Speaker: Dr. Kapila Yakandawala, Wayamba University of Sri Lanka
Sri Lanka is blessed with high biodiversity, including conferring a high level of endemism. This is due to the location, historic and geologic isolation from the continental landmass, topography and climate. However, Sri Lanka has been identified as one of the global biodiversity hotspots due to the high endemicity and extensive loss and degradation of natural ecosystems. In this backdrop, the contribution of the researcher towards the conservation and sustainable utilization of biodiversity is discussed.
Conservation of organisms cannot necessarily be expected unless they are identified and quantified. Explorations conducted on aquatic genus Lagenandra revealed four new endemic, endangered species with the potential in the aquarium industry to develop new hybrids. Apart from the new members, other species of the genus are also known for their ornamental value, threating to their existence. Habitat modelling of the species has identified potential locations for introducing these plants for in-situ conservation. In another research on waterlilies, while resolving taxonomic ambiguities, outcomes revealed the use of an incorrect image as the national flower of Sri Lanka for 30 years, which was corrected subsequently. This led to the recognition of a new hybrid water lily. Therefore, field-based research needs to be encouraged, as it would be the basis of unveiling the unknown.
The wealth of biodiversity can be used sustainably to reap environmental, social and health benefits. Detailed morphological studies have revealed the higher capacity of certain plants, in intercepting particulate matter (PM). PM interception ability increases with certain morphological characters. Hence plants with such features could be promoted with urban infrastructure. Further, landscape designers promote using certain plant textural groups in achieving various aesthetic effects. However, a scientific method has not been adopted in the classification of plans into textural groups. Therefore, a criterion based on morphological characters is proposed to classify plants into textural groups.
Exotics dominate the esthetically managed landscapes in Sri Lanka, and certain alien escapes lead to environmental issues. Studies have detected such potential invasives, and appropriate management practices have been suggested. In view of enriching these habitats, planting designs with ruderals and a combination of ruderals and ornamental were suggested as these designs attract insects and could be maintained at a low cost. Further, studies on native flora have identified potential candidates with simple propagation techniques, aesthetic quality, phenology, wildlife potential, and ethnobotany to promote natives as multipurpose plants in the industry.
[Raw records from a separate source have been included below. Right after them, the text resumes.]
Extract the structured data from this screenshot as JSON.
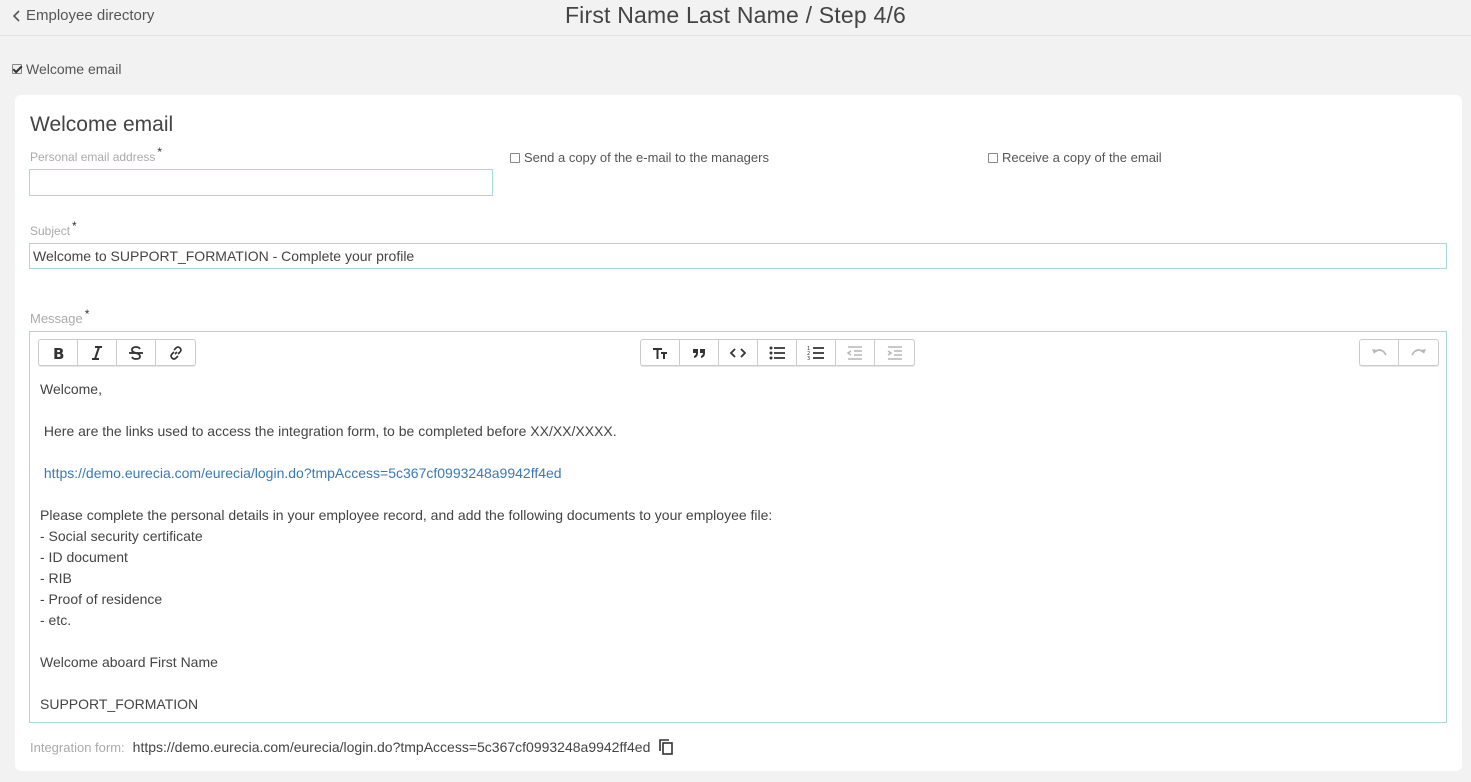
{
  "header": {
    "back_label": "Employee directory",
    "title": "First Name Last Name / Step 4/6"
  },
  "welcome_toggle": {
    "label": "Welcome email",
    "checked": true
  },
  "form": {
    "title": "Welcome email",
    "email_label": "Personal email address",
    "required_mark": "*",
    "email_value": "",
    "send_copy_managers_label": "Send a copy of the e-mail to the managers",
    "send_copy_managers_checked": false,
    "receive_copy_label": "Receive a copy of the email",
    "receive_copy_checked": false,
    "subject_label": "Subject",
    "subject_value": "Welcome to SUPPORT_FORMATION - Complete your profile",
    "message_label": "Message"
  },
  "toolbar": {
    "group1": [
      "bold-icon",
      "italic-icon",
      "strikethrough-icon",
      "link-icon"
    ],
    "group2": [
      "heading-icon",
      "quote-icon",
      "code-icon",
      "bullet-list-icon",
      "numbered-list-icon",
      "outdent-icon",
      "indent-icon"
    ],
    "group3": [
      "undo-icon",
      "redo-icon"
    ]
  },
  "message": {
    "greeting": "Welcome,",
    "intro": " Here are the links used to access the integration form, to be completed before XX/XX/XXXX.",
    "link": " https://demo.eurecia.com/eurecia/login.do?tmpAccess=5c367cf0993248a9942ff4ed",
    "instructions": "Please complete the personal details in your employee record, and add the following documents to your employee file:",
    "docs": [
      "- Social security certificate",
      "- ID document",
      "- RIB",
      "- Proof of residence",
      "- etc."
    ],
    "closing": "Welcome aboard First Name",
    "signature": "SUPPORT_FORMATION"
  },
  "integration": {
    "label": "Integration form:",
    "url": "https://demo.eurecia.com/eurecia/login.do?tmpAccess=5c367cf0993248a9942ff4ed"
  },
  "colors": {
    "link": "#3a79b8",
    "input_border": "#a8d8df",
    "background": "#f2f2f2"
  }
}
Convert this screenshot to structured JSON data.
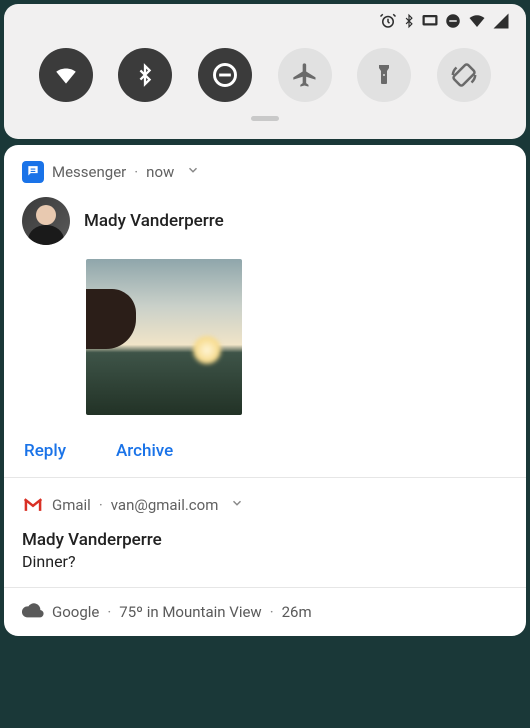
{
  "notifications": {
    "messenger": {
      "app": "Messenger",
      "time": "now",
      "sender": "Mady Vanderperre",
      "actions": {
        "reply": "Reply",
        "archive": "Archive"
      }
    },
    "gmail": {
      "app": "Gmail",
      "account": "van@gmail.com",
      "title": "Mady Vanderperre",
      "body": "Dinner?"
    },
    "google": {
      "app": "Google",
      "weather": "75º in Mountain View",
      "time": "26m"
    }
  }
}
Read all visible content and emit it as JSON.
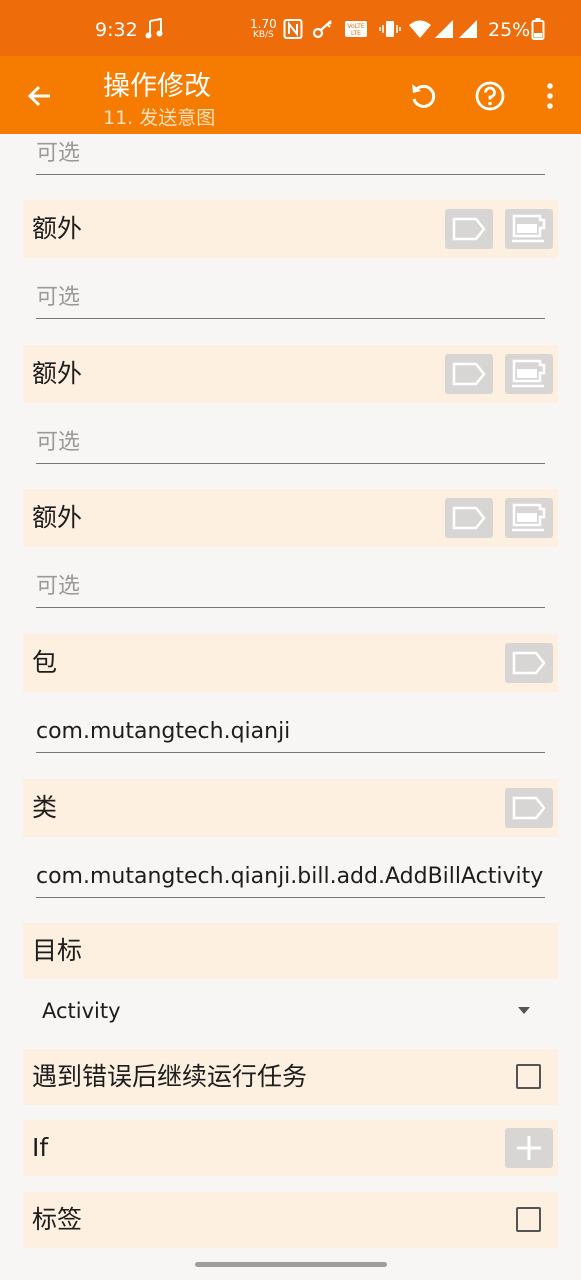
{
  "status": {
    "time": "9:32",
    "net_speed_value": "1.70",
    "net_speed_unit": "KB/S",
    "battery": "25%",
    "icons": [
      "music-note-icon",
      "nfc-icon",
      "key-icon",
      "volte-icon",
      "vibrate-icon",
      "wifi-icon",
      "signal-icon",
      "signal-icon",
      "battery-icon"
    ]
  },
  "toolbar": {
    "title": "操作修改",
    "subtitle": "11. 发送意图",
    "icons": [
      "back-arrow-icon",
      "undo-icon",
      "help-icon",
      "more-vert-icon"
    ]
  },
  "top_field": {
    "placeholder": "可选"
  },
  "extras": [
    {
      "label": "额外",
      "placeholder": "可选"
    },
    {
      "label": "额外",
      "placeholder": "可选"
    },
    {
      "label": "额外",
      "placeholder": "可选"
    }
  ],
  "package": {
    "label": "包",
    "value": "com.mutangtech.qianji"
  },
  "class": {
    "label": "类",
    "value": "com.mutangtech.qianji.bill.add.AddBillActivity"
  },
  "target": {
    "label": "目标",
    "selected": "Activity"
  },
  "continue_on_error": {
    "label": "遇到错误后继续运行任务",
    "checked": false
  },
  "if_row": {
    "label": "If"
  },
  "tag_row": {
    "label": "标签",
    "checked": false
  },
  "colors": {
    "status_bar": "#ef6c0b",
    "toolbar": "#f57c00",
    "header_bg": "#fdf0e0",
    "button_bg": "#d8d6d5"
  }
}
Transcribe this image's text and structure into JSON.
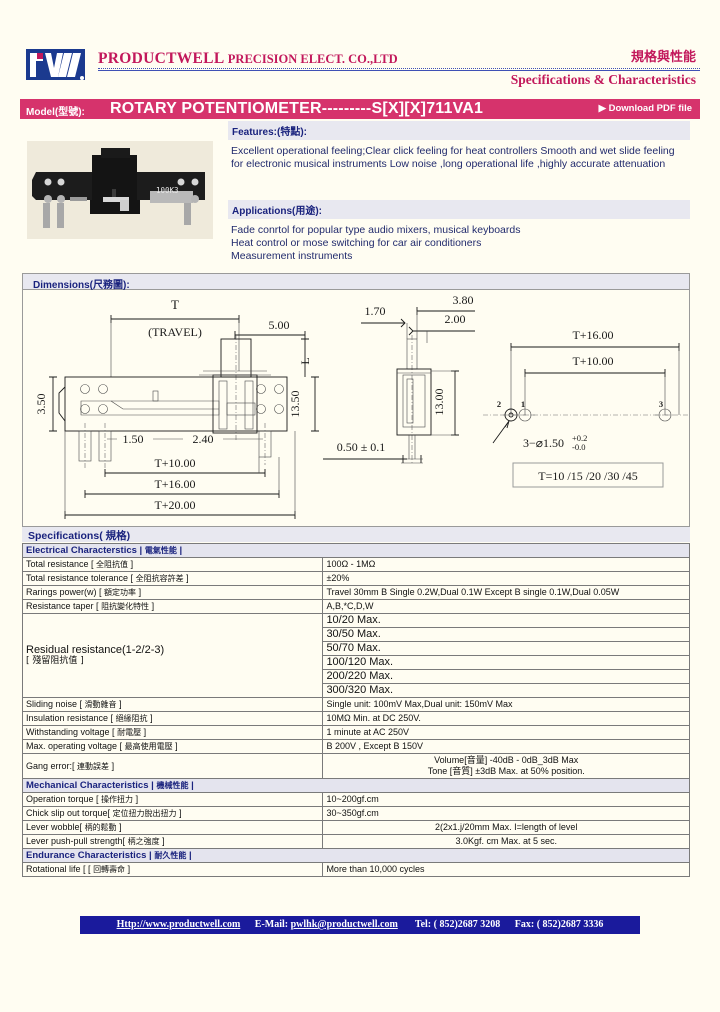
{
  "header": {
    "logo_text": "PW",
    "company_main": "PRODUCTWELL",
    "company_sub": "PRECISION  ELECT.  CO.,LTD",
    "cn_title": "規格與性能",
    "spec_title": "Specifications & Characteristics",
    "accent_color": "#c2185b"
  },
  "model_bar": {
    "label": "Model(型號):",
    "value": "ROTARY  POTENTIOMETER---------S[X][X]711VA1",
    "download_label": "Download PDF file",
    "bar_color": "#d6336c"
  },
  "features": {
    "heading": "Features:(特點):",
    "text": "Excellent operational feeling;Clear click feeling for heat controllers Smooth and wet slide feeling for electronic musical instruments Low noise ,long operational life ,highly accurate attenuation"
  },
  "applications": {
    "heading": "Applications(用途):",
    "lines": [
      "Fade conrtol for popular type audio mixers, musical keyboards",
      "Heat control or mose switching for car air conditioners",
      "Measurement instruments"
    ]
  },
  "photo": {
    "label": "100K3",
    "alt_name": "slide-potentiometer-photo"
  },
  "dimensions": {
    "heading": "Dimensions(尺務圖):",
    "labels": {
      "t": "T",
      "travel": "(TRAVEL)",
      "five": "5.00",
      "l": "L",
      "three_fifty": "3.50",
      "thirteen_fifty": "13.50",
      "one_fifty": "1.50",
      "two_forty": "2.40",
      "t_plus_10": "T+10.00",
      "t_plus_16": "T+16.00",
      "t_plus_20": "T+20.00",
      "one_seventy": "1.70",
      "three_eighty": "3.80",
      "two_zero_zero": "2.00",
      "thirteen_zero_zero": "13.00",
      "zero_fifty": "0.50 ± 0.1",
      "t_plus_16_r": "T+16.00",
      "t_plus_10_r": "T+10.00",
      "pin2": "2",
      "pin1": "1",
      "pin3": "3",
      "hole_note": "3−⌀3D1.50",
      "hole_note_main": "3−⌀1.50",
      "hole_tol_up": "+0.2",
      "hole_tol_dn": "-0.0",
      "t_values": "T=10 /15 /20 /30 /45"
    }
  },
  "specifications": {
    "section_title": "Specifications( 規格)",
    "groups": [
      {
        "title": "Electrical Characterstics",
        "title_cn": "電氣性能",
        "rows": [
          {
            "label": "Total resistance [",
            "label_cn": "全阻抗值",
            "label_end": "]",
            "value": "100Ω - 1MΩ"
          },
          {
            "label": "Total resistance tolerance [",
            "label_cn": "全阻抗容許差",
            "label_end": "]",
            "value": "±20%"
          },
          {
            "label": "Rarings power(w) [",
            "label_cn": "額定功率",
            "label_end": "]",
            "value": "Travel  30mm   B  Single 0.2W,Dual 0.1W       Except B  single 0.1W,Dual 0.05W"
          },
          {
            "label": "Resistance taper [",
            "label_cn": "阻抗變化特性",
            "label_end": "]",
            "value": "A,B,*C,D,W"
          }
        ]
      },
      {
        "residual": {
          "label": "Residual resistance(1-2/2-3)",
          "label_cn": "[ 殘留阻抗值 ]",
          "values": [
            "10/20 Max.",
            "30/50 Max.",
            "50/70 Max.",
            "100/120 Max.",
            "200/220 Max.",
            "300/320 Max."
          ]
        }
      },
      {
        "rows2": [
          {
            "label": "Sliding noise [",
            "label_cn": "滑動雜音",
            "label_end": "]",
            "value": "Single unit: 100mV  Max,Dual unit: 150mV Max"
          },
          {
            "label": "Insulation resistance [",
            "label_cn": "絕緣阻抗",
            "label_end": "]",
            "value": "10MΩ Min. at DC 250V."
          },
          {
            "label": "Withstanding voltage [",
            "label_cn": "耐電壓",
            "label_end": "]",
            "value": "1 minute at AC 250V"
          },
          {
            "label": "Max. operating voltage [",
            "label_cn": "最高使用電壓",
            "label_end": "]",
            "value": "B 200V  , Except B  150V"
          }
        ],
        "gang": {
          "label": "Gang error:[",
          "label_cn": "連動誤差",
          "label_end": "]",
          "line1": "Volume[音量]      -40dB - 0dB_3dB Max",
          "line2": "Tone [音質]     ±3dB Max. at 50% position."
        }
      },
      {
        "title": "Mechanical Characteristics",
        "title_cn": "機械性能",
        "rows": [
          {
            "label": "Operation torque [",
            "label_cn": "操作扭力",
            "label_end": "]",
            "value": "10~200gf.cm"
          },
          {
            "label": "Chick slip out torque[",
            "label_cn": "定位扭力脫出扭力",
            "label_end": "]",
            "value": "30~350gf.cm"
          },
          {
            "label": "Lever wobble[",
            "label_cn": "柄的鬆動",
            "label_end": "]",
            "value": "2(2x1.j/20mm Max. I=length of level",
            "center": true
          },
          {
            "label": "Lever push-pull strength[",
            "label_cn": "柄之強度",
            "label_end": "]",
            "value": "3.0Kgf. cm Max. at 5 sec.",
            "center": true
          }
        ]
      },
      {
        "title": "Endurance Characteristics",
        "title_cn": "耐久性能",
        "rows": [
          {
            "label": "Rotational life [ [",
            "label_cn": "回轉壽命",
            "label_end": "]",
            "value": "More than 10,000 cycles"
          }
        ]
      }
    ]
  },
  "footer": {
    "site_prefix": "Http://",
    "site": "www.productwell.com",
    "email_label": "E-Mail:",
    "email": "pwlhk@productwell.com",
    "tel": "Tel: ( 852)2687 3208",
    "fax": "Fax: ( 852)2687 3336",
    "bg_color": "#1a1a9c"
  }
}
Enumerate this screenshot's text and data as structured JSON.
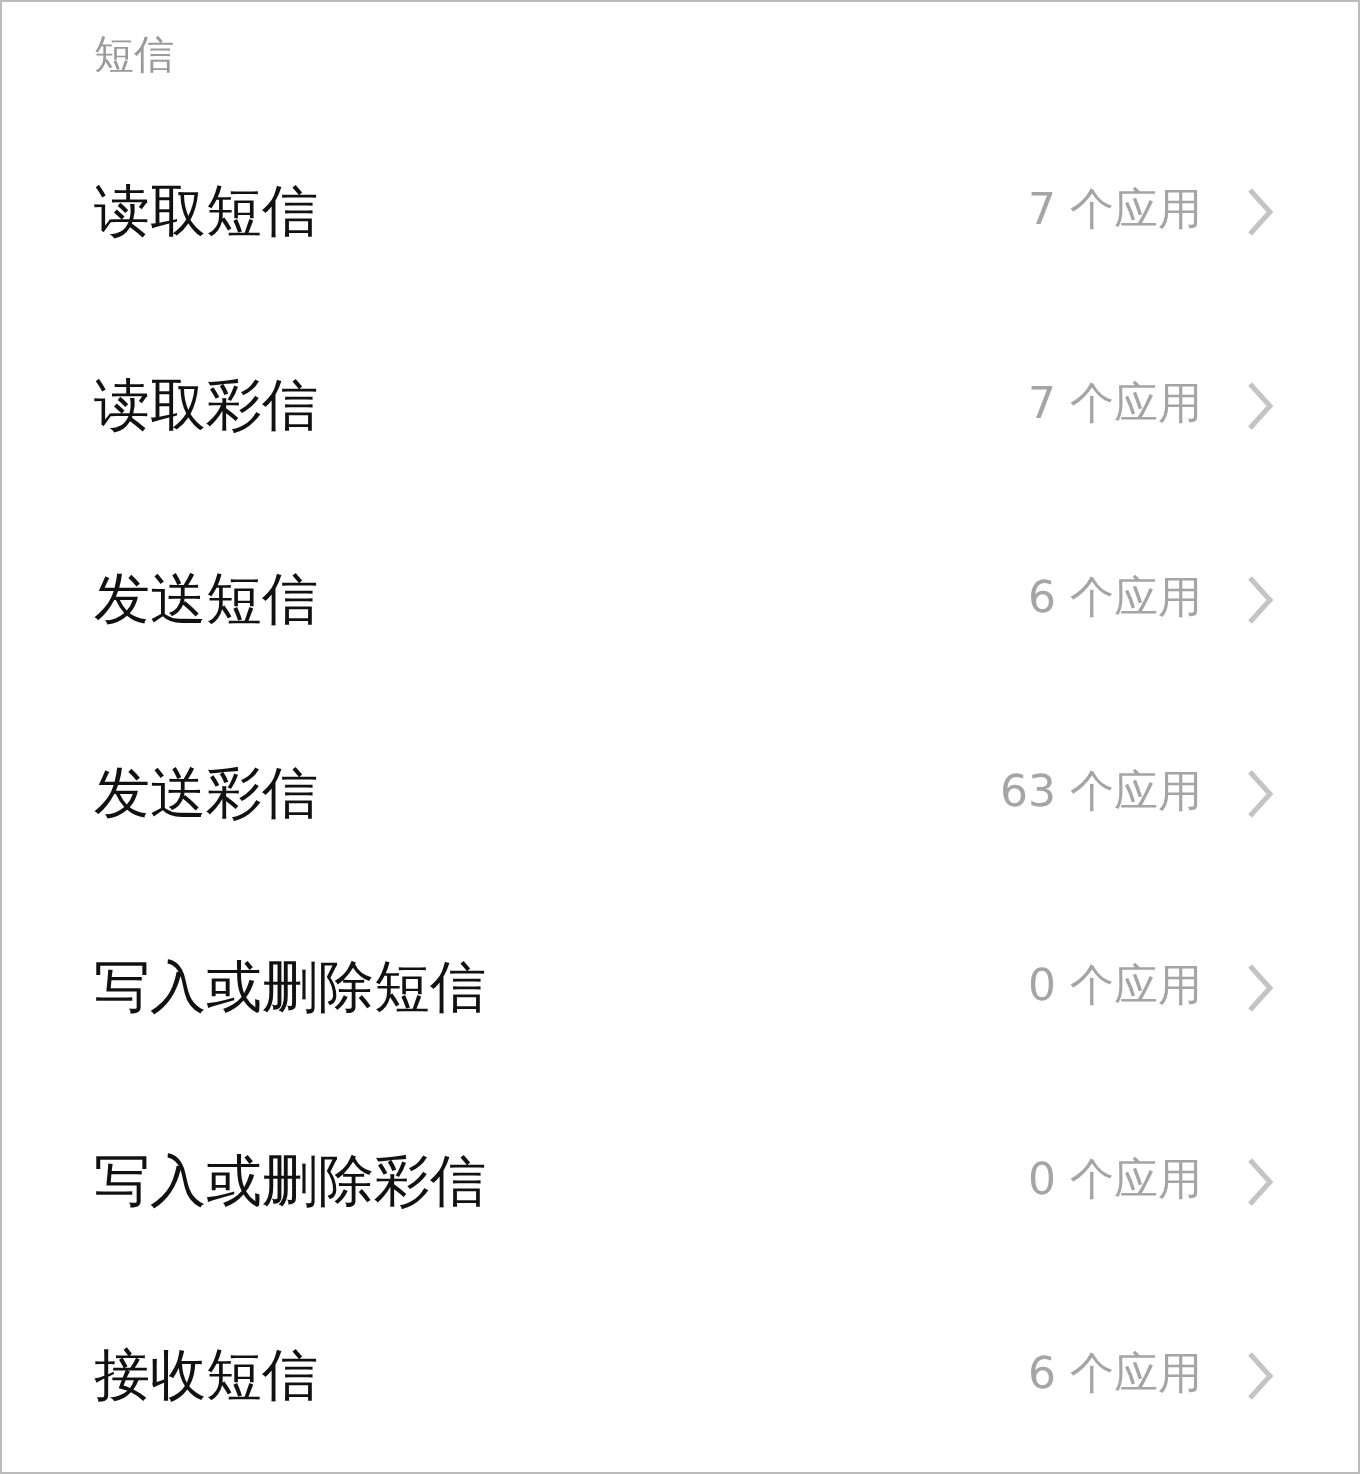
{
  "section_title": "短信",
  "items": [
    {
      "label": "读取短信",
      "count": "7 个应用"
    },
    {
      "label": "读取彩信",
      "count": "7 个应用"
    },
    {
      "label": "发送短信",
      "count": "6 个应用"
    },
    {
      "label": "发送彩信",
      "count": "63 个应用"
    },
    {
      "label": "写入或删除短信",
      "count": "0 个应用"
    },
    {
      "label": "写入或删除彩信",
      "count": "0 个应用"
    },
    {
      "label": "接收短信",
      "count": "6 个应用"
    }
  ]
}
However, studies revealed that still, native plants do not have a demand in the local market, stressing the importance of educating people on the benefit of native plants.